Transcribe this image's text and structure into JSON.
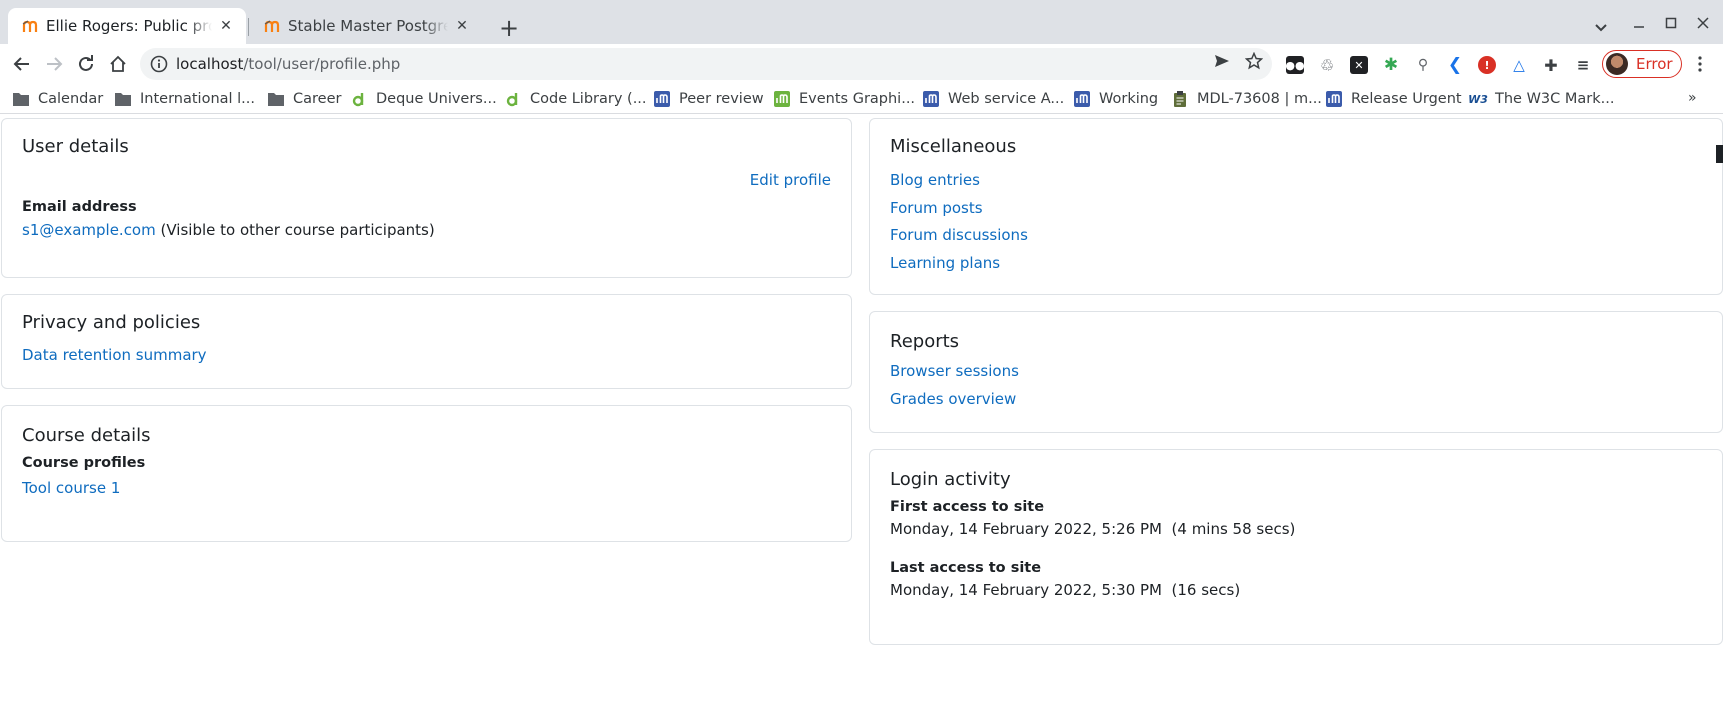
{
  "browser": {
    "tabs": [
      {
        "title": "Ellie Rogers: Public profile",
        "active": true
      },
      {
        "title": "Stable Master PostgreSQL",
        "active": false
      }
    ],
    "address": {
      "host": "localhost",
      "path": "/tool/user/profile.php"
    },
    "profile_status": "Error",
    "bookmarks": [
      {
        "label": "Calendar",
        "icon": "folder-icon"
      },
      {
        "label": "International l...",
        "icon": "folder-icon"
      },
      {
        "label": "Career",
        "icon": "folder-icon"
      },
      {
        "label": "Deque Univers...",
        "icon": "deque-icon"
      },
      {
        "label": "Code Library (...",
        "icon": "deque-icon"
      },
      {
        "label": "Peer review",
        "icon": "moodle-tracker-icon"
      },
      {
        "label": "Events Graphi...",
        "icon": "moodle-green-icon"
      },
      {
        "label": "Web service A...",
        "icon": "moodle-tracker-icon"
      },
      {
        "label": "Working",
        "icon": "moodle-tracker-icon"
      },
      {
        "label": "MDL-73608 | m...",
        "icon": "clipboard-icon"
      },
      {
        "label": "Release Urgent",
        "icon": "moodle-tracker-icon"
      },
      {
        "label": "The W3C Mark...",
        "icon": "w3c-icon"
      }
    ],
    "colors": {
      "accent_link": "#0f6cbf",
      "error": "#d93025"
    }
  },
  "page": {
    "user_details": {
      "heading": "User details",
      "edit_profile": "Edit profile",
      "email_label": "Email address",
      "email_value": "s1@example.com",
      "email_visibility": "(Visible to other course participants)"
    },
    "privacy": {
      "heading": "Privacy and policies",
      "data_retention": "Data retention summary"
    },
    "course_details": {
      "heading": "Course details",
      "profiles_label": "Course profiles",
      "course_link": "Tool course 1"
    },
    "miscellaneous": {
      "heading": "Miscellaneous",
      "links": [
        "Blog entries",
        "Forum posts",
        "Forum discussions",
        "Learning plans"
      ]
    },
    "reports": {
      "heading": "Reports",
      "links": [
        "Browser sessions",
        "Grades overview"
      ]
    },
    "login_activity": {
      "heading": "Login activity",
      "first_label": "First access to site",
      "first_value": "Monday, 14 February 2022, 5:26 PM  (4 mins 58 secs)",
      "last_label": "Last access to site",
      "last_value": "Monday, 14 February 2022, 5:30 PM  (16 secs)"
    }
  }
}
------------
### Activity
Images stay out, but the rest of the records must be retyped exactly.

### Result below
Transcribe this image's text and structure into JSON.
{
  "browser": {
    "tabs": [
      {
        "title": "Ellie Rogers: Public profile",
        "active": true
      },
      {
        "title": "Stable Master PostgreSQL",
        "active": false
      }
    ],
    "address": {
      "host": "localhost",
      "path": "/tool/user/profile.php"
    },
    "profile_status": "Error",
    "bookmarks": [
      {
        "label": "Calendar",
        "icon": "folder-icon"
      },
      {
        "label": "International l...",
        "icon": "folder-icon"
      },
      {
        "label": "Career",
        "icon": "folder-icon"
      },
      {
        "label": "Deque Univers...",
        "icon": "deque-icon"
      },
      {
        "label": "Code Library (...",
        "icon": "deque-icon"
      },
      {
        "label": "Peer review",
        "icon": "moodle-tracker-icon"
      },
      {
        "label": "Events Graphi...",
        "icon": "moodle-green-icon"
      },
      {
        "label": "Web service A...",
        "icon": "moodle-tracker-icon"
      },
      {
        "label": "Working",
        "icon": "moodle-tracker-icon"
      },
      {
        "label": "MDL-73608 | m...",
        "icon": "clipboard-icon"
      },
      {
        "label": "Release Urgent",
        "icon": "moodle-tracker-icon"
      },
      {
        "label": "The W3C Mark...",
        "icon": "w3c-icon"
      }
    ],
    "colors": {
      "accent_link": "#0f6cbf",
      "error": "#d93025"
    }
  },
  "page": {
    "user_details": {
      "heading": "User details",
      "edit_profile": "Edit profile",
      "email_label": "Email address",
      "email_value": "s1@example.com",
      "email_visibility": "(Visible to other course participants)"
    },
    "privacy": {
      "heading": "Privacy and policies",
      "data_retention": "Data retention summary"
    },
    "course_details": {
      "heading": "Course details",
      "profiles_label": "Course profiles",
      "course_link": "Tool course 1"
    },
    "miscellaneous": {
      "heading": "Miscellaneous",
      "links": [
        "Blog entries",
        "Forum posts",
        "Forum discussions",
        "Learning plans"
      ]
    },
    "reports": {
      "heading": "Reports",
      "links": [
        "Browser sessions",
        "Grades overview"
      ]
    },
    "login_activity": {
      "heading": "Login activity",
      "first_label": "First access to site",
      "first_value": "Monday, 14 February 2022, 5:26 PM  (4 mins 58 secs)",
      "last_label": "Last access to site",
      "last_value": "Monday, 14 February 2022, 5:30 PM  (16 secs)"
    }
  }
}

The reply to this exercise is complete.